I'm always tempted to try to explain my poetry when I write it; to leave these tiny little blurbs about what was going through my head. I think, however, that taking away the mystery of intent makes bad poetry, because that's not simply upsetting expectations, it's spitting in the face of poetic language. We can't be moved by a piece of art unless we connect to it on some level, and poetry allows us to do that without heavy-handed facts. If I write a poem about the fleeting nature of life, you as a reader don't give a shit if I wrote it about a family pet dying, or about seeing roadkill on a drive, or about something terrible I saw on the news: you only care that it fits somewhere within your personal emotional paradigm. You create the bridge between my work and your emotions and mindset. I find that kind of beautiful too, even if it's frustrating. I have written poems as jokes, and as bets, and with no inspiration past a line that sounded kind of interesting to me, and I feel that, on some level, telling you that a poem of mine that you love was written as a joke would cheapen it. It's like listening to song lyrics (which are a form of poetry, get over it): you take from the song exactly what you're willing to put into it, mentally and emotionally. You fill in the actual gaps in poetry with your own experiences and prejudices and biases. You may only take small pieces: a line that resonates with you, or a stanza that reminds you of the place you grew up, or the "one that got away," or about how terribly lonely and sad and amazingly beautiful life is. What I meant doesn't matter, and I hate to say this, it doesn't need to matter. The only important thing is that someone, somewhere, takes something away from it. I don't care if you're like me and you just spit out poetic cliches like some kind of cliche machine gun, or if you're writing shitty teenage love poems or angst-ridden poetic manifestos. What matters is that someone can read it, and get a sense of you, but more importantly a sense of themselves. It creates this kind of tenuous connection between you and everyone who reads your work and has a response. 
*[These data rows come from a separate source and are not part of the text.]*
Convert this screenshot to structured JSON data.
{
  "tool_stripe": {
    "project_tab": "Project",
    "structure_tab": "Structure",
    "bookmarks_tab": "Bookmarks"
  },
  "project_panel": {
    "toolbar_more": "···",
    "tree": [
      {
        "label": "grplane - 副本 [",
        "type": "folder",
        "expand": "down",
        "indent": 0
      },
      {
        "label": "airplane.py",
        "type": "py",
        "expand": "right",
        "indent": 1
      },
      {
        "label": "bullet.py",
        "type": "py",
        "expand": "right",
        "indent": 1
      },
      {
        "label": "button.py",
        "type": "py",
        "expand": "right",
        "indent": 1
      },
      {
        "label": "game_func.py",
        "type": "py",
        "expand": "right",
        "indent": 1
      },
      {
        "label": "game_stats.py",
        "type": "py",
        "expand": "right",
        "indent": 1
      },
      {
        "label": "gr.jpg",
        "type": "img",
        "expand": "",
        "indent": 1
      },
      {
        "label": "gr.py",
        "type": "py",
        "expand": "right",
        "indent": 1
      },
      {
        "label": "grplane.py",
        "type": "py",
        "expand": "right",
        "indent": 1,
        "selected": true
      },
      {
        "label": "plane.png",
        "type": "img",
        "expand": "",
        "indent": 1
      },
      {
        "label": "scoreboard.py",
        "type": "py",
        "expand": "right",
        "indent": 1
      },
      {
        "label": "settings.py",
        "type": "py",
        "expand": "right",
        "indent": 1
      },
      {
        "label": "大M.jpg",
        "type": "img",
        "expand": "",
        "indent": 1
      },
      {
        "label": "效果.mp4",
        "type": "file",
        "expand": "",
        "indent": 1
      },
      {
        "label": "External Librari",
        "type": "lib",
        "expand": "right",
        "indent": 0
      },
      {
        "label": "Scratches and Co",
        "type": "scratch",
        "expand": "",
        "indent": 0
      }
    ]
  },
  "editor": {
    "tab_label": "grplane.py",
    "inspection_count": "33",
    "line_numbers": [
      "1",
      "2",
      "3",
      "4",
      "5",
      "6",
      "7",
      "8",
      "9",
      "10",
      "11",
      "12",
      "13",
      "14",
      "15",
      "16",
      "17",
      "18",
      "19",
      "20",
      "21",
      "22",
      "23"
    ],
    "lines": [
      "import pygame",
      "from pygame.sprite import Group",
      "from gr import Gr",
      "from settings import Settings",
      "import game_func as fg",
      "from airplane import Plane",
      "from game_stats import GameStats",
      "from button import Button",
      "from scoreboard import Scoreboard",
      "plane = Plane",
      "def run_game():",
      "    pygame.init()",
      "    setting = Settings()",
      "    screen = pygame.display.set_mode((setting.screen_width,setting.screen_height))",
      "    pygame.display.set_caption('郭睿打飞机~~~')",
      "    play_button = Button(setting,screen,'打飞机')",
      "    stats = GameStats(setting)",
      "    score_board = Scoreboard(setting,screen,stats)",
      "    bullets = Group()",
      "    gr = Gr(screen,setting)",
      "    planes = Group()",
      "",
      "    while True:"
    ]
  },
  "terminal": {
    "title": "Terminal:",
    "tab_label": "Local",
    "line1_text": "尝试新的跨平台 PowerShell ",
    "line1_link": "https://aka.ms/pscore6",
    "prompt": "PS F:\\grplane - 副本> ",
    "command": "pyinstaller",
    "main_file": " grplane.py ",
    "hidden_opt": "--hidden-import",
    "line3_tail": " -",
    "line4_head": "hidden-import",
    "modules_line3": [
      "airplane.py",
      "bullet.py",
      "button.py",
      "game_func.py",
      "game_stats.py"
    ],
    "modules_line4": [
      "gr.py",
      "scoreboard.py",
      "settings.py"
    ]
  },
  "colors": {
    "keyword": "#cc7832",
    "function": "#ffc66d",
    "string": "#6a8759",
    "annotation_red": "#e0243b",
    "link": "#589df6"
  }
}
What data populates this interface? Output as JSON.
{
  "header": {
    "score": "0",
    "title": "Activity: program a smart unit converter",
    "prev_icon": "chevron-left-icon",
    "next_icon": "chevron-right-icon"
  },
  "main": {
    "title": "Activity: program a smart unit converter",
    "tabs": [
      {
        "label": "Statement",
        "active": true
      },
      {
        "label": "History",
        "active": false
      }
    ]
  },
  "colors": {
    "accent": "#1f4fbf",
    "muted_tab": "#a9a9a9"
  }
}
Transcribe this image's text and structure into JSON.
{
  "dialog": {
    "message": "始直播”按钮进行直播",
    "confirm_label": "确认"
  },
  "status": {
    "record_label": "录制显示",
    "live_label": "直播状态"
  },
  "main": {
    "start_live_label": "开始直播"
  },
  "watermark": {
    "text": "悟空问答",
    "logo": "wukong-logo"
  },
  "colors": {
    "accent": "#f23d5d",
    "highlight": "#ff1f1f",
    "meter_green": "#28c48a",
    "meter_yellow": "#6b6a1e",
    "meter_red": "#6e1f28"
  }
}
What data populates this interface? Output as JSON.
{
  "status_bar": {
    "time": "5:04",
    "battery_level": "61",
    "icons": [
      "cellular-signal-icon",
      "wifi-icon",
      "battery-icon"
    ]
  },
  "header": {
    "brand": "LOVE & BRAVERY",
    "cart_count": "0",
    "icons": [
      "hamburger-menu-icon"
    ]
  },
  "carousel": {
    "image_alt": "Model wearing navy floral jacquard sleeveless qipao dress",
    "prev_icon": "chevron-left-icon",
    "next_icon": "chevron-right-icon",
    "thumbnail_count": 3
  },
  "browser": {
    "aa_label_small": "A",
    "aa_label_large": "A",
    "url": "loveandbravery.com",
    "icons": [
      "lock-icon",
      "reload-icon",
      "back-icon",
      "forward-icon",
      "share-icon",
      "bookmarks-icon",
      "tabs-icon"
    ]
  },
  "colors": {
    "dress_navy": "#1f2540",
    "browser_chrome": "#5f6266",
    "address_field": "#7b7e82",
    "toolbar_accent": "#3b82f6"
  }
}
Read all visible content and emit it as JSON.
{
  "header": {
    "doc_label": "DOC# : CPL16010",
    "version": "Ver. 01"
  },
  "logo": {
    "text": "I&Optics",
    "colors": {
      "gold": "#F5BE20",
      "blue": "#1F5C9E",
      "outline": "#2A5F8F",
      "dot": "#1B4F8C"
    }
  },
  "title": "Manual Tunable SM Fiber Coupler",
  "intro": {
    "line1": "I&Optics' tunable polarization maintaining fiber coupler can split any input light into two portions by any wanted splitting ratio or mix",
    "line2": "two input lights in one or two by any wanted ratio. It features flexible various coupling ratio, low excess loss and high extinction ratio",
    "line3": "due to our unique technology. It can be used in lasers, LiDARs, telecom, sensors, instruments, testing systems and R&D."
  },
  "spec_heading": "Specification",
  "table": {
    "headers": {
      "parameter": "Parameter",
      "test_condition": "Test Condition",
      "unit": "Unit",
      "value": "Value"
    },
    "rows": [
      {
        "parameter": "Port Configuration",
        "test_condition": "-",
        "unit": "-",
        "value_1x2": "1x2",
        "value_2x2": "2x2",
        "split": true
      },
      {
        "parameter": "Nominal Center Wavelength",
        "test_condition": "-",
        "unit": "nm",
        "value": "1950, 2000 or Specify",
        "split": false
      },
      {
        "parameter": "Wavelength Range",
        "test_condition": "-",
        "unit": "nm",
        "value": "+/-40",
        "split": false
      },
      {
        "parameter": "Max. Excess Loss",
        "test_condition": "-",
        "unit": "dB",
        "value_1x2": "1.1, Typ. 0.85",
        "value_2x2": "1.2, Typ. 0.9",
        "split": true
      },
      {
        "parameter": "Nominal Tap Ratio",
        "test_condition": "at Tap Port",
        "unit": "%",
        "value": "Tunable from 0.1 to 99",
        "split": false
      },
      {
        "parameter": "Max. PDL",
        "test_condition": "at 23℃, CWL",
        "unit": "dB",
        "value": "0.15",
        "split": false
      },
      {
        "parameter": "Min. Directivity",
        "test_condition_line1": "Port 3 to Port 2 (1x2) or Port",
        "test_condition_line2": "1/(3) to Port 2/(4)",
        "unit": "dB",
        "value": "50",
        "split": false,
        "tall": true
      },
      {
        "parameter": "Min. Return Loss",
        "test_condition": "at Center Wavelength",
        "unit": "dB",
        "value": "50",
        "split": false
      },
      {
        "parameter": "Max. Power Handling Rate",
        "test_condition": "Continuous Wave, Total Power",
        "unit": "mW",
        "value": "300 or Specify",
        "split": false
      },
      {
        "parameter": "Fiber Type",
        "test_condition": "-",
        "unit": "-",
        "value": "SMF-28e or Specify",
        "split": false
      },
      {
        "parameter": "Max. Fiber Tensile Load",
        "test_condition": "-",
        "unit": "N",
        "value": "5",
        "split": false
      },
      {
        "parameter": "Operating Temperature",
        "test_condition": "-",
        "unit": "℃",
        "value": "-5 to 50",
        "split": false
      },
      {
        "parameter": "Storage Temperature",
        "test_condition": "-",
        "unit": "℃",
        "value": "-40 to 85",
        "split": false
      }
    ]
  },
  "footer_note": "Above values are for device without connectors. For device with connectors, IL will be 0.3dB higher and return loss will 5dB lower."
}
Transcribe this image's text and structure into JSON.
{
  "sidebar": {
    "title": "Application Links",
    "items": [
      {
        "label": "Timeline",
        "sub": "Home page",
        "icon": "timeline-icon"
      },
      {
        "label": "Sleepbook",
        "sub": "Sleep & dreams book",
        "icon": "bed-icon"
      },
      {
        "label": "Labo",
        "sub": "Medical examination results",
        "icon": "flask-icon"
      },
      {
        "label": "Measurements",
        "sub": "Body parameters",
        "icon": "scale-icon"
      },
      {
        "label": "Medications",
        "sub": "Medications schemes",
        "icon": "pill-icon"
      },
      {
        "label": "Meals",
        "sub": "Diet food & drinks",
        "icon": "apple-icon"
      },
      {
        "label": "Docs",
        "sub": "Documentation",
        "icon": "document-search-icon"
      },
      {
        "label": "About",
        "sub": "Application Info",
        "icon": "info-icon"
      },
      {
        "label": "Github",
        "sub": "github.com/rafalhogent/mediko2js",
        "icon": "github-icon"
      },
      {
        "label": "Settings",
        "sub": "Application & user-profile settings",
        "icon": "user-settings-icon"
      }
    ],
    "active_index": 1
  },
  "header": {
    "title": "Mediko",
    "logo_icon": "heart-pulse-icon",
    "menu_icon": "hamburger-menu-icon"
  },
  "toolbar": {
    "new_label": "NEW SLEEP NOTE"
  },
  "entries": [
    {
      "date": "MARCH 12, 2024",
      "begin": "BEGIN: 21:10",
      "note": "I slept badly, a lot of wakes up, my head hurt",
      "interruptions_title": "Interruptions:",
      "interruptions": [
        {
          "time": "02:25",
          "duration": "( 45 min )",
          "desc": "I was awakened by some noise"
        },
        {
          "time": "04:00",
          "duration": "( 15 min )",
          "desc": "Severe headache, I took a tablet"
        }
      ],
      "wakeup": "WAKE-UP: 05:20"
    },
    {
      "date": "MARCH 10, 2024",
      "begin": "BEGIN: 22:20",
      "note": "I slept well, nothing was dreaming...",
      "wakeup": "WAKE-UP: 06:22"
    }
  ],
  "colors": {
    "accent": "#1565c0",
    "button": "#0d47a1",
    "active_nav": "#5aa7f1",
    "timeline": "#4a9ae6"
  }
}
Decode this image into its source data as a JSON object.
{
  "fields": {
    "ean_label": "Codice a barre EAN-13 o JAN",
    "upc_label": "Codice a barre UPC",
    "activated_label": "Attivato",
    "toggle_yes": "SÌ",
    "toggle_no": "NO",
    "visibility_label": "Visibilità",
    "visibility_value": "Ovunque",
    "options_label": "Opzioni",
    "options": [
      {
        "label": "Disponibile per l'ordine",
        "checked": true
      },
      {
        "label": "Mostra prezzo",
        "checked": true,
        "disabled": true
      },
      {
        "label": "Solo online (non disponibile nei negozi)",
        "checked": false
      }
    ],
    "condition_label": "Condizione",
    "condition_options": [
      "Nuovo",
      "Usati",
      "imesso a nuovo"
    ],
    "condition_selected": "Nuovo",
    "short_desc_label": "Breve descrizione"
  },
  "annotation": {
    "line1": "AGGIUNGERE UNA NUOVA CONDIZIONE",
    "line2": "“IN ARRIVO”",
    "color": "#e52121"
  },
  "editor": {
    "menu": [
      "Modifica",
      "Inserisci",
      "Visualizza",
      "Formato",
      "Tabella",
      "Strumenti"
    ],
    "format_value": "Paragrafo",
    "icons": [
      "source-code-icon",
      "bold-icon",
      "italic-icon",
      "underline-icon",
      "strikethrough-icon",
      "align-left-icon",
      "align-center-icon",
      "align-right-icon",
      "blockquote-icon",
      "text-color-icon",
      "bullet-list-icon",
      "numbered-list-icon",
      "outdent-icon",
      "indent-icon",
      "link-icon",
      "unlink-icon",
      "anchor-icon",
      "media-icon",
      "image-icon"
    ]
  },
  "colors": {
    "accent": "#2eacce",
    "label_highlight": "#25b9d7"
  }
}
At the end of the day, I write poetry for me, and I share it because it's a safer way to share myself with a small part of the world. I write terrible poems, and the occasional diamond in the rough, and I even mostly enjoy it, despite my seeming contempt for it. I complain about poetry. I complain about writing poetry. I don't really read poetry because it mostly bores me, and even when I do, it's always a toss up as to whether or not I find it enjoyable.I think that's part of poetry, though: some write poetry for beauty, some write it for discord. Maybe you're not meant to enjoy it all. Sometimes, the point is to upset expectations and challenge current notions. Sometimes, it's just about something you heard someone say, or saw on your drive home from work. It can be a way to release the pressure in your head, or the best way you have of just expressing you. Sometimes, we write (not just poetry) to bleed, a kind of cathartic leeching of the brain, because words are better to loose upon the world than blood or tears or rage. You don't need other people to enjoy it to write it, and they don't have to enjoy a poem for it to be good or meaningful. Enjoy it or not, the only failed poetry is poetry that evokes nothing in anyone.